Delhi airport on March 31 announced that Delhi Disaster Management Authority (DDMA) will randomly test passengers arriving in the city for COVID-19. The move comes after Delhi reported a surge in daily coronavirus cases.
Taking to Twitter, Delhi International Airport Limited (DIAL) said, "DDMA shall conduct random Covid-19 testing of passengers coming from states where the cases are rising."
While the passengers will be allowed to exit after the collection of samples, those who later test positive will be mandatorily quarantined."After collection of samples, the travellers would be allowed to exit. However, the passengers who are found to be positive shall be mandatorily quarantined as per the Ministry of Health and Family Welfare protocol," DIAL said in a note.
Frequently Asked QuestionsView moreShowView moreHow does a vaccine work?
A vaccine works by mimicking a natural infection. A vaccine not only induces immune response to protect people from any future COVID-19 infection, but also helps quickly build herd immunity to put an end to the pandemic. Herd immunity occurs when a sufficient percentage of a population becomes immune to a disease, making the spread of disease from person to person unlikely. The good news is that SARS-CoV-2 virus has been fairly stable, which increases the viability of a vaccine.How many types of vaccines are there?

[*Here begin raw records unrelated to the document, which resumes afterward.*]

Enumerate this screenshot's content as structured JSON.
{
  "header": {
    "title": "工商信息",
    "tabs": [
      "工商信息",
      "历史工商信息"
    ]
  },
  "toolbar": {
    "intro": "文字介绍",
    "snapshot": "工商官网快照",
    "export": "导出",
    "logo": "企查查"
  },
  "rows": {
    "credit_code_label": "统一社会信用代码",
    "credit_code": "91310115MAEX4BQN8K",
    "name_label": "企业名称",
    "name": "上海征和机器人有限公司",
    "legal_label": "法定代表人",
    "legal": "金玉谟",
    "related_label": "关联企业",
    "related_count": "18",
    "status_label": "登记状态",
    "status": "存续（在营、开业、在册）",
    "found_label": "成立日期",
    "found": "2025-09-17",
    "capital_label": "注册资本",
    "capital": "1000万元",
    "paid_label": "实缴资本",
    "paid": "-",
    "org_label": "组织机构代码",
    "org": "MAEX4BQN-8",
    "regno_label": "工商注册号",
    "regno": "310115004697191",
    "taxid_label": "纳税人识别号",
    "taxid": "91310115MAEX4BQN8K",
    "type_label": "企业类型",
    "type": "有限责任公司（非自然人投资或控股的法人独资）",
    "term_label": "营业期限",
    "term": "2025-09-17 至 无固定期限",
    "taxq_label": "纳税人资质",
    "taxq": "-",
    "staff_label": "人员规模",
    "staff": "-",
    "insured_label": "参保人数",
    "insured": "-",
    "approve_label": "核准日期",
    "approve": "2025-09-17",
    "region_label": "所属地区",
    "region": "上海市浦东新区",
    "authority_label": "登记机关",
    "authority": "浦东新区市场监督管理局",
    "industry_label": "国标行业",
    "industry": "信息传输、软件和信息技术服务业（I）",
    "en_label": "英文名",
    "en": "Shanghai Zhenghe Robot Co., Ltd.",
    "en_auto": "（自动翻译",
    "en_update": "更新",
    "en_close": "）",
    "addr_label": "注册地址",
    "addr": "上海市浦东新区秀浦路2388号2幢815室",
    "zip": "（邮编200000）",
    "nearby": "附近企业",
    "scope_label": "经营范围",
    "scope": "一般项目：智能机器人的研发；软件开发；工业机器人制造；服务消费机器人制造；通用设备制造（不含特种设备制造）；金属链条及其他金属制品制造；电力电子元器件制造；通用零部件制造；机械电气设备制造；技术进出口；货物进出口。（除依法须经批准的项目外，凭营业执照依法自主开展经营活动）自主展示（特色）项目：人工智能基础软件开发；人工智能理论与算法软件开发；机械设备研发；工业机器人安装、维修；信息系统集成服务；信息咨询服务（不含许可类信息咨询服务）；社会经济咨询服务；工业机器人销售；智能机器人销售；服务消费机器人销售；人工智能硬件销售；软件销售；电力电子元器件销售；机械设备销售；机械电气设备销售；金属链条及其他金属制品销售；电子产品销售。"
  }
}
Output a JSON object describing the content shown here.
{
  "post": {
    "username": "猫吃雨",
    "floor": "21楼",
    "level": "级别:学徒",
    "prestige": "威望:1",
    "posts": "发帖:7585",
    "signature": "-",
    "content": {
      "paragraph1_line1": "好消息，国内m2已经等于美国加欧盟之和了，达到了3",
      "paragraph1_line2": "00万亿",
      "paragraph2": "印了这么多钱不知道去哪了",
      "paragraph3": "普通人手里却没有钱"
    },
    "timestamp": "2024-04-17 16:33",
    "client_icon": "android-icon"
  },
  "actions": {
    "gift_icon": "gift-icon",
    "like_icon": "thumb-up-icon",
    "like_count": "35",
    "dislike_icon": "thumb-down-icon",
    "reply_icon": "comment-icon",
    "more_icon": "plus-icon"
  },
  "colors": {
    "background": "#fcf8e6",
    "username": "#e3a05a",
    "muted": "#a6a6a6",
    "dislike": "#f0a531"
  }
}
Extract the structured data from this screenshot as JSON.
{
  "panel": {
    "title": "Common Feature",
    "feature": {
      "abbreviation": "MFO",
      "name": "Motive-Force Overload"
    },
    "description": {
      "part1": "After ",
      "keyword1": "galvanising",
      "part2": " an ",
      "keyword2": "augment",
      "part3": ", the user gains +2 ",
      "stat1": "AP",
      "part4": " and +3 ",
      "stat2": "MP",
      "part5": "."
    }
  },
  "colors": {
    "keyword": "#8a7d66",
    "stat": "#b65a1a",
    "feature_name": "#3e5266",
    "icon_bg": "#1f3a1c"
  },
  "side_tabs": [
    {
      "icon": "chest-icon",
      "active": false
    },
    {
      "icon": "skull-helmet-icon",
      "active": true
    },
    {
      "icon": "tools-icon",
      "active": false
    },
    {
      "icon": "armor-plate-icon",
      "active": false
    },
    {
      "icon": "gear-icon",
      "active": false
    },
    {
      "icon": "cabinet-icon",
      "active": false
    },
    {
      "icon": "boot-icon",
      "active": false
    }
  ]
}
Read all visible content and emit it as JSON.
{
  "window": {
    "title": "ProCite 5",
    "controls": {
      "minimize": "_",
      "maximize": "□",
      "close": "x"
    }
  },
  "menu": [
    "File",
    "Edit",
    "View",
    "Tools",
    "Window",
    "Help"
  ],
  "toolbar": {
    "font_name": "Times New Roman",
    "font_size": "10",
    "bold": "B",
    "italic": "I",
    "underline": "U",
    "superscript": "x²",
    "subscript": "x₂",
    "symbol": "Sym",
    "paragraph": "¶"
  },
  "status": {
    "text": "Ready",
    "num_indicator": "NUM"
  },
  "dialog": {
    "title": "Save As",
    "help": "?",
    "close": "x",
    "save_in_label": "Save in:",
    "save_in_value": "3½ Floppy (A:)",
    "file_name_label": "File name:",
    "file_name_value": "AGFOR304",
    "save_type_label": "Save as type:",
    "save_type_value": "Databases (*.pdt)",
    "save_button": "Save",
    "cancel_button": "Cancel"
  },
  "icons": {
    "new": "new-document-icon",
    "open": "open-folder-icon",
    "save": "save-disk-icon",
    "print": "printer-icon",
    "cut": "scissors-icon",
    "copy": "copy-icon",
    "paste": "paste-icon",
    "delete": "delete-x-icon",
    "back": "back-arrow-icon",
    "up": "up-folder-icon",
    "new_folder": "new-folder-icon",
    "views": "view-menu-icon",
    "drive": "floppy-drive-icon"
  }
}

There are broadly four types of vaccine — one, a vaccine based on the whole virus (this could be either inactivated, or an attenuated [weakened] virus vaccine); two, a non-replicating viral vector vaccine that uses a benign virus as vector that carries the antigen of SARS-CoV; three, nucleic-acid vaccines that have genetic material like DNA and RNA of antigens like spike protein given to a person, helping human cells decode genetic material and produce the vaccine; and four, protein subunit vaccine wherein the recombinant proteins of SARS-COV-2 along with an adjuvant (booster) is given as a vaccine.What does it take to develop a vaccine of this kind?
Vaccine development is a long, complex process. Unlike drugs that are given to people with a diseased, vaccines are given to healthy people and also vulnerable sections such as children, pregnant women and the elderly. So rigorous tests are compulsory. History says that the fastest time it took to develop a vaccine is five years, but it usually takes double or sometimes triple that time.
— Delhi Airport (@DelhiAirport) March 31, 2021
The note does not specify the states from which arriving passengers will be tested.
Delhi reported 992 fresh COVID-19 cases on March 31 with a positivity rate of 2.70 percent, while four more persons succumbed to the pathogen, the Health Department said.
The city had recorded 1,904 cases on Monday, the highest in around three-and-a-half months.
Last week, Delhi Health Minister Satyendra Jain had ruled out the possibility of another lockdown being imposed in Delhi, saying it was not a solution to check the spread of coronavirus.
Health experts and doctors have attributed this "sudden rise" in cases to people turning complacent, not following COVID-appropriate behaviour and "assuming all is well now".Click here for Moneycontrol's full coverage of the COVID-19 outbreak